Understanding the Chinese Communist Party’s Approach to Cyber-Enabled Economic Warfare
Financial regulators around the world are trying to contain illicit funding in cryptocurrency markets. Jihadist groups thus far have not raised much money, but the Hamas campaign shows that no matter the price of Bitcoin, cryptocurrencies are a new and easily accessible way to diversify their funding portfolio. It is unlikely that terrorist cryptocurrency crowdfunding is going away soon.Read Article
While Iran is unlikely to match the cyber capabilities of Russia, China, or even North Korea in the short term, this third-tier actor has already racked up some notable wins. Between 2011 and 2013, in some of their first forays into cyberwarfare, Iranian hackers cost U.S. financial institutions tens of millions of dollars and knocked Saudi Aramco’s business operations offline for months. Over the past two years, Iranian hackers hit more than 200 companies around the world, inflicting hundreds of millions dollars’ worth of damage, according to a new Microsoft report. We downplay this evolving menace at our peril.Read Article
*Arrest figures for Russia include the arrest of Canadian citizen Karim Baratov for hacking Yahoo on behalf of Russia.Read Article

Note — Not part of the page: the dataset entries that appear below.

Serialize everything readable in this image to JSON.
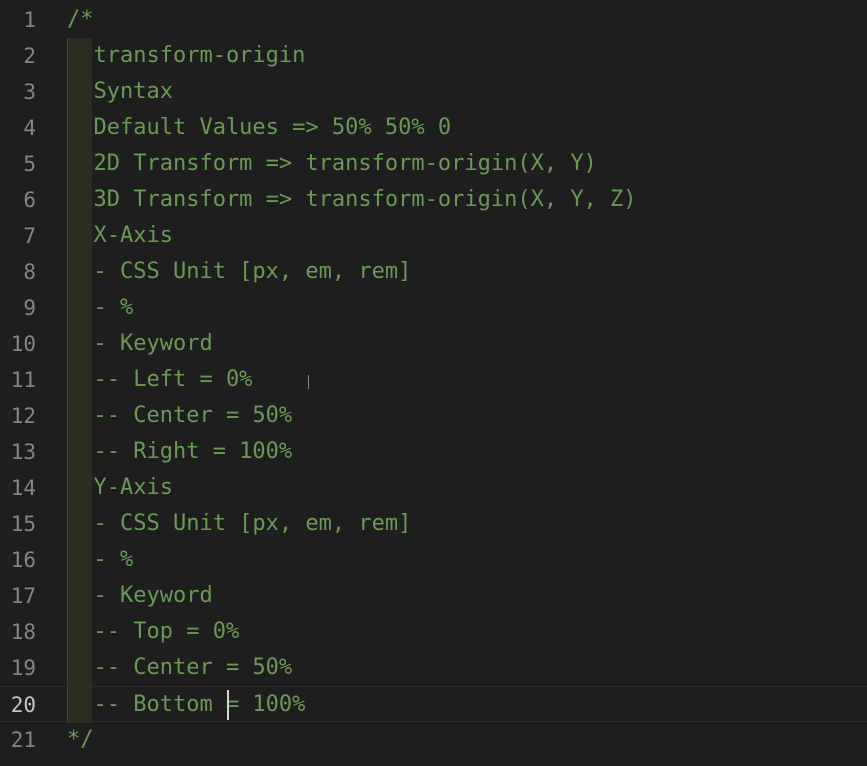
{
  "editor": {
    "current_line": 20,
    "lines": [
      {
        "n": "1",
        "text": "/*"
      },
      {
        "n": "2",
        "text": "  transform-origin"
      },
      {
        "n": "3",
        "text": "  Syntax "
      },
      {
        "n": "4",
        "text": "  Default Values => 50% 50% 0"
      },
      {
        "n": "5",
        "text": "  2D Transform => transform-origin(X, Y)"
      },
      {
        "n": "6",
        "text": "  3D Transform => transform-origin(X, Y, Z)"
      },
      {
        "n": "7",
        "text": "  X-Axis"
      },
      {
        "n": "8",
        "text": "  - CSS Unit [px, em, rem]"
      },
      {
        "n": "9",
        "text": "  - %"
      },
      {
        "n": "10",
        "text": "  - Keyword"
      },
      {
        "n": "11",
        "text": "  -- Left = 0%"
      },
      {
        "n": "12",
        "text": "  -- Center = 50%"
      },
      {
        "n": "13",
        "text": "  -- Right = 100%"
      },
      {
        "n": "14",
        "text": "  Y-Axis"
      },
      {
        "n": "15",
        "text": "  - CSS Unit [px, em, rem]"
      },
      {
        "n": "16",
        "text": "  - %"
      },
      {
        "n": "17",
        "text": "  - Keyword"
      },
      {
        "n": "18",
        "text": "  -- Top = 0%"
      },
      {
        "n": "19",
        "text": "  -- Center = 50%"
      },
      {
        "n": "20",
        "text": "  -- Bottom = 100%"
      },
      {
        "n": "21",
        "text": "*/"
      }
    ]
  },
  "colors": {
    "background": "#1e1e1e",
    "comment": "#6a9955",
    "gutter": "#858585",
    "gutter_active": "#c6c6c6"
  }
}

In a letter to British lawmakers trying to reassure London that Huawei is not assisting Chinese espionage, Ryan Ding, president of the company’s carrier business group, wrote, “Were Huawei ever to engage in malicious behavior, it would not go unnoticed.” But the United States and its allies have noticed. Washington must therefore investigate and prosecute the full range of Huawei’s apparent illegal and illicit activities, and bar any lawbreaker from contributing to U.S. critical telecommunications infrastructure.Read Article

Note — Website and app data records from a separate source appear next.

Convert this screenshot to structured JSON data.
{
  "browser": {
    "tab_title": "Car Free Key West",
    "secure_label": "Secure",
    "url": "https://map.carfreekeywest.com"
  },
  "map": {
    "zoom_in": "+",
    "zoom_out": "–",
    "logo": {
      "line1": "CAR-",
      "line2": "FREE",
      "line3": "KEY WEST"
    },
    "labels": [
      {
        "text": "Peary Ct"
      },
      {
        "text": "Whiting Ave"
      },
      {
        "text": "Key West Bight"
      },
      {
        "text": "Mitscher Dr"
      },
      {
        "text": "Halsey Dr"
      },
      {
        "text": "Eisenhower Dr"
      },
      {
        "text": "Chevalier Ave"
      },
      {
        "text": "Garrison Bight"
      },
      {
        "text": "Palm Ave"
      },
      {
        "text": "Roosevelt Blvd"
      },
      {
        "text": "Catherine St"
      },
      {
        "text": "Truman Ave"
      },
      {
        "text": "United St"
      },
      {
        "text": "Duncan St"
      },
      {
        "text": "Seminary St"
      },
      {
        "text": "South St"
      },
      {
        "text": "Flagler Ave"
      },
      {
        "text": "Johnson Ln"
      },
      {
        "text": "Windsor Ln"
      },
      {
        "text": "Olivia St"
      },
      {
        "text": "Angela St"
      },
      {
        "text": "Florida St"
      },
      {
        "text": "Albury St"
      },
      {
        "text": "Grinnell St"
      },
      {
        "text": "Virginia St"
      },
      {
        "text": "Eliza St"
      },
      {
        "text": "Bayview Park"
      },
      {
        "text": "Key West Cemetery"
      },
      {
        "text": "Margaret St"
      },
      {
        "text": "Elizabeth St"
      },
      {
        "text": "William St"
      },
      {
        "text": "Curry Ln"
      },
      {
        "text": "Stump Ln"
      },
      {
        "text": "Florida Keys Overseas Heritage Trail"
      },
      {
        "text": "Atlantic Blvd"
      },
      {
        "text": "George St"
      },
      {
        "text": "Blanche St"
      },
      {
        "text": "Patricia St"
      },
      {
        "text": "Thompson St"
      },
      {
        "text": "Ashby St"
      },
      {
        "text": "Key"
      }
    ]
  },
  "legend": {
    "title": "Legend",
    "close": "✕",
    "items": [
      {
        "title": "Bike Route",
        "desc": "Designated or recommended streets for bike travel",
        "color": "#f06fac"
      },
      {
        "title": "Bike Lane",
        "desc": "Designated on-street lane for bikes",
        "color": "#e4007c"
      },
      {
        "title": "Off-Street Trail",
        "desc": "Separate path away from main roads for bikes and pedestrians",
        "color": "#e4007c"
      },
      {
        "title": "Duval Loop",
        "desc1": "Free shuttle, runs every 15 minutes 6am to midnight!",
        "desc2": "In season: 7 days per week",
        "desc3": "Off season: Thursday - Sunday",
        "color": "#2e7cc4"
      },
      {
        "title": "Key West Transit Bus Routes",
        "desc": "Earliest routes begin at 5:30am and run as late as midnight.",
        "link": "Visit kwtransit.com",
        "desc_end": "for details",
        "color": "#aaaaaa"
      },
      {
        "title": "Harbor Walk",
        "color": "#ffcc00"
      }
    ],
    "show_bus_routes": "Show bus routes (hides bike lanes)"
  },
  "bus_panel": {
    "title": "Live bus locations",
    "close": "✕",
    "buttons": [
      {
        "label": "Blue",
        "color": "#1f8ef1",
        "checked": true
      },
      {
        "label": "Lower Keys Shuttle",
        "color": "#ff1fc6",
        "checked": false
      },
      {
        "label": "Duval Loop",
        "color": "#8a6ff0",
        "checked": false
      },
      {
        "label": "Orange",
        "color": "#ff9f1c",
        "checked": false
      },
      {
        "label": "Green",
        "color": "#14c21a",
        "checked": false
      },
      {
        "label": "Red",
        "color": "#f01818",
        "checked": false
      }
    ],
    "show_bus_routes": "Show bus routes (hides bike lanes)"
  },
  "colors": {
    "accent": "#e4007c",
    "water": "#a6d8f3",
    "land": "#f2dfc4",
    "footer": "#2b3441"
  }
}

An arrest in Canada. Another in Poland. Government bans in Canberra, Wellington, and Tokyo. Corporate snubs and ostracism in South Korea, Britain, Germany, and France. The loss of purchase orders by one of the world’s largest wireless providers. And now a 13-count indictment by the U.S. Justice Department. It has been a bad few months for Chinese telecommunication titan Huawei. Unleashing the collective power of its democratic allies, the United States may have finally found the formula for imposing real costs on its cyber adversaries.Read Article
By marshalling the collective power of its allies, the U.S. may have finally found a model for imposing costs on cyber adversaries.
November 13, 2018 | 10:00